I swore with the pain, pushed him away, and rushed to the bathroom to tend to myself. It was the third bad tear this month during sex.
Clearly I had an issue. “I think I’ll book a doctor’s appointment,” I called out to my husband. “Maybe it’s hormonal.”
He didn’t say anything. I knew he’d be annoyed about not finishing. I was annoyed too.
Watch: How to have better sex. Post continues below.
The rips always hurt for days afterwards. Lately, I’d been satisfying myself when he was out, at least then I’d get to enjoy an orgasm without risking another injury.
I never seemed to be able to orgasm properly with intercourse, anyway. Trying to get there involved gymnastic precision and enthusiasm I just didn’t have the energy for since turning 30.
My husband had no interest in trying to please me. The occasional time he did try, shoving his fingers around haphazardly, it was too rough to be pleasurable. “I like it when you do that more gently,” I softly encouraged for the early years of our marriage, thinking I could teach him what I wanted.
I believed the magazines at the time: it’s best to speak up and show them what turns you on. But some people don’t want to be taught. Sex was for my husband’s benefit rather than mine and had been that way for years.
I booked the doctor’s appointment the next day.
The doctor, a small grandfatherly man in his late 60s, listened with kind eyes while I described my situation.
I don’t remember the rest of the appointment. If he did an examination of the tear I’ve blocked it out. I felt embarrassed and defective to be struggling with sex at this age.
Wasn’t vaginal dryness the kind of thing women got in menopause? I was years away from that. Maybe I just wasn’t a sexual person? But my active private sex life (the one on my own without my husband) said something else.
He handed me a form for a blood test and another for a prescription.

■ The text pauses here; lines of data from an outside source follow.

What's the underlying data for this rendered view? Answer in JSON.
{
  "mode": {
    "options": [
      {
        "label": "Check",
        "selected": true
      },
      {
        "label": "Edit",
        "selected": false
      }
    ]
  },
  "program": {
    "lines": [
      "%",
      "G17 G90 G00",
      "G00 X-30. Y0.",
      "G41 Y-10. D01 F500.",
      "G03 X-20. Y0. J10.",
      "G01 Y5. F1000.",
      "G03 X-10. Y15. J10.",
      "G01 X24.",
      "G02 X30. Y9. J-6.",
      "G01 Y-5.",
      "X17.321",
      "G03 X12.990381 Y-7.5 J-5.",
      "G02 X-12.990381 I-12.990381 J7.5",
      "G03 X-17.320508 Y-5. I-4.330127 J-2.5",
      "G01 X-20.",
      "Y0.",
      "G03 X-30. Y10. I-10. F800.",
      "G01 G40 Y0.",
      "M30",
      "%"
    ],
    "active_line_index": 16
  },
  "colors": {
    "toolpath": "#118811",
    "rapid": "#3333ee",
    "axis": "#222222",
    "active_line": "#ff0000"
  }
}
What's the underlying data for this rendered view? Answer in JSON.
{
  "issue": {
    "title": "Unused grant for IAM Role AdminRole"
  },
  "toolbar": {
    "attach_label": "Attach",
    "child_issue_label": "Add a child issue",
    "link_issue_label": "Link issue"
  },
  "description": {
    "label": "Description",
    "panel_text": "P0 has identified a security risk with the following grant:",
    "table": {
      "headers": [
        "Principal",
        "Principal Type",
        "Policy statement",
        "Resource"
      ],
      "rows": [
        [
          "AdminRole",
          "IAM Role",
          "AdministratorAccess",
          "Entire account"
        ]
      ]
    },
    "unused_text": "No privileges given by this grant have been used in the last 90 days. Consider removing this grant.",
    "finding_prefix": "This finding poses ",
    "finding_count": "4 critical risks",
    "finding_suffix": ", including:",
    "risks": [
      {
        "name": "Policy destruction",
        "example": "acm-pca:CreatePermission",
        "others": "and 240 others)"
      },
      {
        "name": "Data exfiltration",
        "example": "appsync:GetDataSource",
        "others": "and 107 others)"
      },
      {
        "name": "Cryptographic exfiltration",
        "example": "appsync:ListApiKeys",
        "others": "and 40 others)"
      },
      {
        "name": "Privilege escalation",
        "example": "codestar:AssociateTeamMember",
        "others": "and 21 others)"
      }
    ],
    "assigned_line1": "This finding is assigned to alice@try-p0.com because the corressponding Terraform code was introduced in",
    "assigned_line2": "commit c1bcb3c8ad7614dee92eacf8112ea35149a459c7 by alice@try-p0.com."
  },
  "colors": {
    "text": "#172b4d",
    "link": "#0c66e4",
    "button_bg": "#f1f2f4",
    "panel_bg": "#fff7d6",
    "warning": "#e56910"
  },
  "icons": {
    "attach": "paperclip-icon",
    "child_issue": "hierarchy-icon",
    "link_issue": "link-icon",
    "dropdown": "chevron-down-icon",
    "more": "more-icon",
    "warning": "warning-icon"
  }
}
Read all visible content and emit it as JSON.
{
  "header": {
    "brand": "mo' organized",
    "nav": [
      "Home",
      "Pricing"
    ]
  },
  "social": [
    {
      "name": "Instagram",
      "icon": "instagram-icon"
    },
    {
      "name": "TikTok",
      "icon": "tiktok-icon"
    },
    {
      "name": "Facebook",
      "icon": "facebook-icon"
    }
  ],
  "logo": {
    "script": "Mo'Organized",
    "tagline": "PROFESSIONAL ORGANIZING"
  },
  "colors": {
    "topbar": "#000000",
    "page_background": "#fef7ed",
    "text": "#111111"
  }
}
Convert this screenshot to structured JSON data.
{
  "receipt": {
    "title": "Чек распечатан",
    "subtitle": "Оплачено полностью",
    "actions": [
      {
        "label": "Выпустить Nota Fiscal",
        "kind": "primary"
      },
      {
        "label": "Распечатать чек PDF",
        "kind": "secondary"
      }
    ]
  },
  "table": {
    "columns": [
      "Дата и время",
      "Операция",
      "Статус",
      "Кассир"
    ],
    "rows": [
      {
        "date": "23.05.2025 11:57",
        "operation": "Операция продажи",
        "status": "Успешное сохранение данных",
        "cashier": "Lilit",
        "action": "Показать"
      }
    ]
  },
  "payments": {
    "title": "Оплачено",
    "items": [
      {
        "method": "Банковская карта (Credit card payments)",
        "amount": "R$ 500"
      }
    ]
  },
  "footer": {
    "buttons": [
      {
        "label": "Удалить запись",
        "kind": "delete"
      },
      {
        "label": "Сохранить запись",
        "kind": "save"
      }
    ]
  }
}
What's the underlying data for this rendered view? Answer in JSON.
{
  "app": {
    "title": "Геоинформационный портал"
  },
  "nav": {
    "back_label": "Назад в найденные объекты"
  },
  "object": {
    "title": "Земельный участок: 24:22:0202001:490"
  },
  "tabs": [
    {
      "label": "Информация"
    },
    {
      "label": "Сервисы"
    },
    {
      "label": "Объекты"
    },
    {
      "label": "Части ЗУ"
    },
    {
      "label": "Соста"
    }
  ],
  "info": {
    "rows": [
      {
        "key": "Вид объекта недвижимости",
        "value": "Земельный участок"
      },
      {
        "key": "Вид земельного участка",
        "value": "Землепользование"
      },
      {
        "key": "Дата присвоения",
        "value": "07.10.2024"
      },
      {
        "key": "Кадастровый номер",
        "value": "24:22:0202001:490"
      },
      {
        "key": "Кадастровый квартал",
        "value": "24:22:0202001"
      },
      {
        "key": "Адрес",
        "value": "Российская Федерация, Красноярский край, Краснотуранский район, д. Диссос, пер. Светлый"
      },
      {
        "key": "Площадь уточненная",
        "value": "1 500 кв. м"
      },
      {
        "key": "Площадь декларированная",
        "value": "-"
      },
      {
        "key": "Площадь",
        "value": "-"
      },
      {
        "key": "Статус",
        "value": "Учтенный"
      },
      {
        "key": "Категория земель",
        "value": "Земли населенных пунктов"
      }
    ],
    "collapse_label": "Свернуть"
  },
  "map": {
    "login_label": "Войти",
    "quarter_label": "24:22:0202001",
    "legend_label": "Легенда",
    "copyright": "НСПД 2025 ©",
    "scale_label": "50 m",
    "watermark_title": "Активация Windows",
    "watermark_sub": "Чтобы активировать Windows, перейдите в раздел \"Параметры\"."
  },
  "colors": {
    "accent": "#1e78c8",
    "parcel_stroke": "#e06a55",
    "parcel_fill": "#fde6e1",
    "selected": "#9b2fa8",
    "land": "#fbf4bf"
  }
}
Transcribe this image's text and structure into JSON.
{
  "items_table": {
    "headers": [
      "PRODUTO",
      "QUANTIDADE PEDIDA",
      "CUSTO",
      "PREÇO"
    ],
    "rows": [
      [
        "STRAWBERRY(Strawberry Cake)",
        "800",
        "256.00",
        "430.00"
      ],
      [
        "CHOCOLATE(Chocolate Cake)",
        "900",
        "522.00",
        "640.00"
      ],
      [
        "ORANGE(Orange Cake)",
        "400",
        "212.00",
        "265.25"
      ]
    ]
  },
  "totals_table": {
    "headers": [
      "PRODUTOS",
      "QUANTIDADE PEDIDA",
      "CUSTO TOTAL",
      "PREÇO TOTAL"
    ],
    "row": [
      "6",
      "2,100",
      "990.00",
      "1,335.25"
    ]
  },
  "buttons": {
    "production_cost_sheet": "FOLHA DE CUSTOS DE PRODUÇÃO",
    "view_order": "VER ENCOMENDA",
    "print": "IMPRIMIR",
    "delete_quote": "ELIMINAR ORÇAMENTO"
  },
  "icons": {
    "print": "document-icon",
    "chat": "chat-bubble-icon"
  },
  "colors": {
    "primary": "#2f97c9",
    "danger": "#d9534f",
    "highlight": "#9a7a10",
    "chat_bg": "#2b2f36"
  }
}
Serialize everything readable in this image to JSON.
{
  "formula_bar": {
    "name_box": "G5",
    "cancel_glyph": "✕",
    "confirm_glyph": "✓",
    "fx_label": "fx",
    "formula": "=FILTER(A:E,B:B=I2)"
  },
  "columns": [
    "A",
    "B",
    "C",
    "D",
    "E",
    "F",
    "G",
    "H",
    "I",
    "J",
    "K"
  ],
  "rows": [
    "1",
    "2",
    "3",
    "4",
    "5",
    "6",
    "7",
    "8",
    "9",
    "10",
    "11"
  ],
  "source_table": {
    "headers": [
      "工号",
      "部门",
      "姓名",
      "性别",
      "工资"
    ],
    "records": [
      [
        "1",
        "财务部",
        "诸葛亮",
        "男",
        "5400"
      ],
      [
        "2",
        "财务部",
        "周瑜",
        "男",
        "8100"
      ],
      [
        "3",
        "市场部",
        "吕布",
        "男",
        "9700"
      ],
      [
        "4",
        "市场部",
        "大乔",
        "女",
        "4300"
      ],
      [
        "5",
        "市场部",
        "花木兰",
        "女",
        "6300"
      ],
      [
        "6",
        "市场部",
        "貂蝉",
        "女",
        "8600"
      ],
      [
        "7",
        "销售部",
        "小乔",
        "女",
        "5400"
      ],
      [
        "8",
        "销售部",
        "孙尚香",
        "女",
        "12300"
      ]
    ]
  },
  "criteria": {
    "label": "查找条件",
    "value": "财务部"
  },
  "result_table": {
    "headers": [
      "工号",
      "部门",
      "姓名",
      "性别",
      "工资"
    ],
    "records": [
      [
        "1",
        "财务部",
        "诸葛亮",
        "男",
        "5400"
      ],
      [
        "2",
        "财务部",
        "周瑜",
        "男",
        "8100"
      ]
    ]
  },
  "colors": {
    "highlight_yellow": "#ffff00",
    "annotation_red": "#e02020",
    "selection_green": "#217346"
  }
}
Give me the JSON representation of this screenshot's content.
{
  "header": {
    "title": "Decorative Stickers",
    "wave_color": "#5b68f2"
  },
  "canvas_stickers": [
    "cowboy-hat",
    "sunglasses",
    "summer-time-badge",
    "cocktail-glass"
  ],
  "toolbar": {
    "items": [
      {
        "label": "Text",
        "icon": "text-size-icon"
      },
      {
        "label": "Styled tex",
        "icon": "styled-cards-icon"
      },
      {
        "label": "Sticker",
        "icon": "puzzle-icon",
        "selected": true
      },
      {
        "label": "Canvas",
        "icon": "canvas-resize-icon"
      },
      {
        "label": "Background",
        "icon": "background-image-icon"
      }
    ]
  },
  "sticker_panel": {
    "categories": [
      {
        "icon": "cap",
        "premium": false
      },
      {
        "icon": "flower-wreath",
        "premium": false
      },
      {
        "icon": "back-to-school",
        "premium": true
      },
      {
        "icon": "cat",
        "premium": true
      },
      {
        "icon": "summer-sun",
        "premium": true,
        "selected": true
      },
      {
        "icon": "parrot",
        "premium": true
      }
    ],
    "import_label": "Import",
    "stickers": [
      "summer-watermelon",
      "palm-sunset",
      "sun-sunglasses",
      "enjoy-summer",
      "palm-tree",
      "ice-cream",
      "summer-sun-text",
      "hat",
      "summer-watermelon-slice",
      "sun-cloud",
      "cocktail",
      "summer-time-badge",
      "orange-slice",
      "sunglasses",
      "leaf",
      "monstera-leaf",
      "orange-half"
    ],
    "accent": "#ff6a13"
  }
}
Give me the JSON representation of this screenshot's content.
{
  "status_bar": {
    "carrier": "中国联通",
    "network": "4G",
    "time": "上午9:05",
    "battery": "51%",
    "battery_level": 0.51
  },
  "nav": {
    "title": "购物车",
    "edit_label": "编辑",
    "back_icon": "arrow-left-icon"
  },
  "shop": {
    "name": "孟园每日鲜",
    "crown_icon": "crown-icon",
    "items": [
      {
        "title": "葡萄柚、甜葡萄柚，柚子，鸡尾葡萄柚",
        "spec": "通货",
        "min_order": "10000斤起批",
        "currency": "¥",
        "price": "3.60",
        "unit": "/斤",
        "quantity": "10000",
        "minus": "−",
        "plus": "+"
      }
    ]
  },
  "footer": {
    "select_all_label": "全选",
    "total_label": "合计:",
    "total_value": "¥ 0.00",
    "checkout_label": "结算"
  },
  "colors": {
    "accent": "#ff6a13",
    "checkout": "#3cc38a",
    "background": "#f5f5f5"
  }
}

As I suspected, the cream was for menopausal women. So, it was me after all.